Garazi Andonegi | alfa
Further information:
http://www.basqueresearch.com
http://www.elhuyar.com

More articles from Agricultural and Forestry Science:

nachricht Fighting a destructive crop disease with mathematics
21.06.2017 | University of Cambridge

nachricht Unusual soybean coloration sheds a light on gene silencing
20.06.2017 | University of Illinois College of Agricultural, Consumer and Environmental Sciences

All articles from Agricultural and Forestry Science >>>

The most recent press releases about innovation >>>

Die letzten 5 Focus-News des innovations-reports im Überblick:

Im Focus: Climate satellite: Tracking methane with robust laser technology

Heatwaves in the Arctic, longer periods of vegetation in Europe, severe floods in West Africa – starting in 2021, scientists want to explore the emissions of the greenhouse gas methane with the German-French satellite MERLIN. This is made possible by a new robust laser system of the Fraunhofer Institute for Laser Technology ILT in Aachen, which achieves unprecedented measurement accuracy.

Methane is primarily the result of the decomposition of organic matter. The gas has a 25 times greater warming potential than carbon dioxide, but is not as...

Im Focus: How protons move through a fuel cell

Hydrogen is regarded as the energy source of the future: It is produced with solar power and can be used to generate heat and electricity in fuel cells. Empa researchers have now succeeded in decoding the movement of hydrogen ions in crystals – a key step towards more efficient energy conversion in the hydrogen industry of tomorrow.

As charge carriers, electrons and ions play the leading role in electrochemical energy storage devices and converters such as batteries and fuel cells. Proton...

Im Focus: A unique data centre for cosmological simulations

Scientists from the Excellence Cluster Universe at the Ludwig-Maximilians-Universität Munich have establised "Cosmowebportal", a unique data centre for cosmological simulations located at the Leibniz Supercomputing Centre (LRZ) of the Bavarian Academy of Sciences. The complete results of a series of large hydrodynamical cosmological simulations are available, with data volumes typically exceeding several hundred terabytes. Scientists worldwide can interactively explore these complex simulations via a web interface and directly access the results.

With current telescopes, scientists can observe our Universe’s galaxies and galaxy clusters and their distribution along an invisible cosmic web. From the...

Im Focus: Scientists develop molecular thermometer for contactless measurement using infrared light

Temperature measurements possible even on the smallest scale / Molecular ruby for use in material sciences, biology, and medicine

Chemists at Johannes Gutenberg University Mainz (JGU) in cooperation with researchers of the German Federal Institute for Materials Research and Testing (BAM)...

Im Focus: Optoelectronic Inline Measurement – Accurate to the Nanometer

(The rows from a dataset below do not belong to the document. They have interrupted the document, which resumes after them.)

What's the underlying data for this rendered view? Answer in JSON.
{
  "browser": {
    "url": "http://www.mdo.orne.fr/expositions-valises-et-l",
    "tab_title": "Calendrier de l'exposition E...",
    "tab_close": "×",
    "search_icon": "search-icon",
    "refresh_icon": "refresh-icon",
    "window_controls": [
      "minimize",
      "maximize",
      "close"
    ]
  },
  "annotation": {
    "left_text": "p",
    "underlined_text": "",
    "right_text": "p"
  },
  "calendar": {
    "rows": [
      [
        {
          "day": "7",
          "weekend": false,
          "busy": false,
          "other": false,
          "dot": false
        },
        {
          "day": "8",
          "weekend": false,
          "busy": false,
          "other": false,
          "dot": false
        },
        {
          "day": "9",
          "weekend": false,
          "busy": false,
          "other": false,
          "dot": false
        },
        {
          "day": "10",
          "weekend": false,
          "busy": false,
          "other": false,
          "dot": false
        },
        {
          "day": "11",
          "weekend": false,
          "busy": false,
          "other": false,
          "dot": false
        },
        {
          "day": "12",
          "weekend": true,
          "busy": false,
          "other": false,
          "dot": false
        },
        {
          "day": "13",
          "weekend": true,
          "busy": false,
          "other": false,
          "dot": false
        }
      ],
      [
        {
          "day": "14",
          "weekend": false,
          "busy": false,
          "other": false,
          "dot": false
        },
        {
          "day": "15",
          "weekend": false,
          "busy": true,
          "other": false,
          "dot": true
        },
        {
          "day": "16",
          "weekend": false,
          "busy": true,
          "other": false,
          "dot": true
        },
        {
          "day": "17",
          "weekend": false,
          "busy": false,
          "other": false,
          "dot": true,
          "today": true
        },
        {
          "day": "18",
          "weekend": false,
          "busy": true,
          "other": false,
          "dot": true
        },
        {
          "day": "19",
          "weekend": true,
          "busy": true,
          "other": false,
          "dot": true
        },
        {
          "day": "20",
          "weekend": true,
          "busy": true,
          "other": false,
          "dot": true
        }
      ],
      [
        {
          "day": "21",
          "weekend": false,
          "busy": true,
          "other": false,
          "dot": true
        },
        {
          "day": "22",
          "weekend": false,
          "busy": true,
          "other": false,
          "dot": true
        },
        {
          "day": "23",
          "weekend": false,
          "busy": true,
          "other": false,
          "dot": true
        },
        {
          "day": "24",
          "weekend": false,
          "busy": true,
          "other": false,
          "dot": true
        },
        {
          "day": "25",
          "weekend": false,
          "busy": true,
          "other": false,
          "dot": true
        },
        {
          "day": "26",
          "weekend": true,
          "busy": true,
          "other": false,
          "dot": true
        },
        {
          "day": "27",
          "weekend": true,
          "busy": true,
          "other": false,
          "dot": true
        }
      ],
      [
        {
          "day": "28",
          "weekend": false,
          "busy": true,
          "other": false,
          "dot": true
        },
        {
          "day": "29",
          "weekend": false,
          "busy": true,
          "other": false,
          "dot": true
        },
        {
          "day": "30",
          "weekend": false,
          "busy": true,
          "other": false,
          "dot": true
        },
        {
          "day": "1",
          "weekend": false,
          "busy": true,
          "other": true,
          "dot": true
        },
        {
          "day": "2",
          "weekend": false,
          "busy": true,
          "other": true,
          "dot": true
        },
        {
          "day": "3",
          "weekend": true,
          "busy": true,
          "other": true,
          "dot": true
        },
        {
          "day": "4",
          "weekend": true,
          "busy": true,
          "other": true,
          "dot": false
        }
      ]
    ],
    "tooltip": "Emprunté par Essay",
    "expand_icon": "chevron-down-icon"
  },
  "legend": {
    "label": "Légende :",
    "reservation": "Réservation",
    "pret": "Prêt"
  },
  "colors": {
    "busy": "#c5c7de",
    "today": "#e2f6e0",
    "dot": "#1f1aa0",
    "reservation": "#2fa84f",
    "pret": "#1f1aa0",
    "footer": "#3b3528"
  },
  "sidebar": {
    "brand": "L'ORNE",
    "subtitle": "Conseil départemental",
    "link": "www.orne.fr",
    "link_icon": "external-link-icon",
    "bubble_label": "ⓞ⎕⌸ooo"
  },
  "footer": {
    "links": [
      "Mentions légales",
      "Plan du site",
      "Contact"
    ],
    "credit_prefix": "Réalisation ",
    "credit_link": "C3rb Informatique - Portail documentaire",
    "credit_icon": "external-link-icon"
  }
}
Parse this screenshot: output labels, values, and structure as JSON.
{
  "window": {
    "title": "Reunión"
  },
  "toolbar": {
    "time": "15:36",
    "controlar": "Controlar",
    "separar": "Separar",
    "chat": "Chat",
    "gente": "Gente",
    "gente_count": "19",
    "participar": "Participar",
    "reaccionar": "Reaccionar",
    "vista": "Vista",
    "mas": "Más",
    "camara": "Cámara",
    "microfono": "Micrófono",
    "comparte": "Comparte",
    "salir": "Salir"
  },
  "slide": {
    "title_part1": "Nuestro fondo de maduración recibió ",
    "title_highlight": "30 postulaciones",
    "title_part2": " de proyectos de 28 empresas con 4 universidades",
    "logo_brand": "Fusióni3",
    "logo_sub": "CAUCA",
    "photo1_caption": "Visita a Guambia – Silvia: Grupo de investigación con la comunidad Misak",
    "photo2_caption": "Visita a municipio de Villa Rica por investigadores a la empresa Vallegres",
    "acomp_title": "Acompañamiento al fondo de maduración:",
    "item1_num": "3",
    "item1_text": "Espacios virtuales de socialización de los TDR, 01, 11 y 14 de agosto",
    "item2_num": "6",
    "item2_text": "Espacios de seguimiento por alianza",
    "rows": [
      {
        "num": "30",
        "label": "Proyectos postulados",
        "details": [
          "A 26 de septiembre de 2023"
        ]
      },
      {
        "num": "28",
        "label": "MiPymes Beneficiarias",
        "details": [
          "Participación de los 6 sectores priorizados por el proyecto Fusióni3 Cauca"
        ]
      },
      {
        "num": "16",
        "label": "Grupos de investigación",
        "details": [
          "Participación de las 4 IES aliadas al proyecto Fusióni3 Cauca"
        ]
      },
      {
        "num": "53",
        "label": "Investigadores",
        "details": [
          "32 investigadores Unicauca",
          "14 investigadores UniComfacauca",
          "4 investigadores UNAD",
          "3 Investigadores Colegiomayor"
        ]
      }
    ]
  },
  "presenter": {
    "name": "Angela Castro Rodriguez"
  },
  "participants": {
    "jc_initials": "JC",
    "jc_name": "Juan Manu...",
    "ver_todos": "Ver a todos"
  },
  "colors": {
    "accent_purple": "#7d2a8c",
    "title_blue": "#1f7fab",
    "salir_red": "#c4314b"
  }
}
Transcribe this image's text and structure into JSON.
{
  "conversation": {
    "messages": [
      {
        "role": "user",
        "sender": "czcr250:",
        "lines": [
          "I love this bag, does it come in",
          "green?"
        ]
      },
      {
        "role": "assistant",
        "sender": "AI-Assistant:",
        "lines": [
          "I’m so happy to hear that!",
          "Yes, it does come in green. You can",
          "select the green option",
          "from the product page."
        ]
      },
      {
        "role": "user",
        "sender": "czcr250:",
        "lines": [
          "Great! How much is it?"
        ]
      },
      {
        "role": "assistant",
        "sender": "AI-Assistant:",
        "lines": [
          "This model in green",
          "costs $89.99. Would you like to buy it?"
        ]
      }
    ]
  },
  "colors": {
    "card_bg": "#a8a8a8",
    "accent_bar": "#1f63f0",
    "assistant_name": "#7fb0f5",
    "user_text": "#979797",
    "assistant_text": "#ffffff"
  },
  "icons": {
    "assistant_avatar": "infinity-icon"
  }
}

Germany counts high-precision manufacturing processes among its advantages as a location. It’s not just the aerospace and automotive industries that require almost waste-free, high-precision manufacturing to provide an efficient way of testing the shape and orientation tolerances of products. Since current inline measurement technology not yet provides the required accuracy, the Fraunhofer Institute for Laser Technology ILT is collaborating with four renowned industry partners in the INSPIRE project to develop inline sensors with a new accuracy class. Funded by the German Federal Ministry of Education and Research (BMBF), the project is scheduled to run until the end of 2019.

New Manufacturing Technologies for New Products

All Focus news of the innovation-report >>>

Anzeige

Anzeige

Event News

Plants are networkers

19.06.2017 | Event News

Digital Survival Training for Executives

13.06.2017 | Event News

Global Learning Council Summit 2017

13.06.2017 | Event News

 
Latest News

A new technique isolates neuronal activity during memory consolidation

22.06.2017 | Life Sciences

Plant inspiration could lead to flexible electronics

22.06.2017 | Materials Sciences

A rhodium-based catalyst for making organosilicon using less precious metal

22.06.2017 | Materials Sciences

VideoLinks
B2B-VideoLinks
More VideoLinks >>>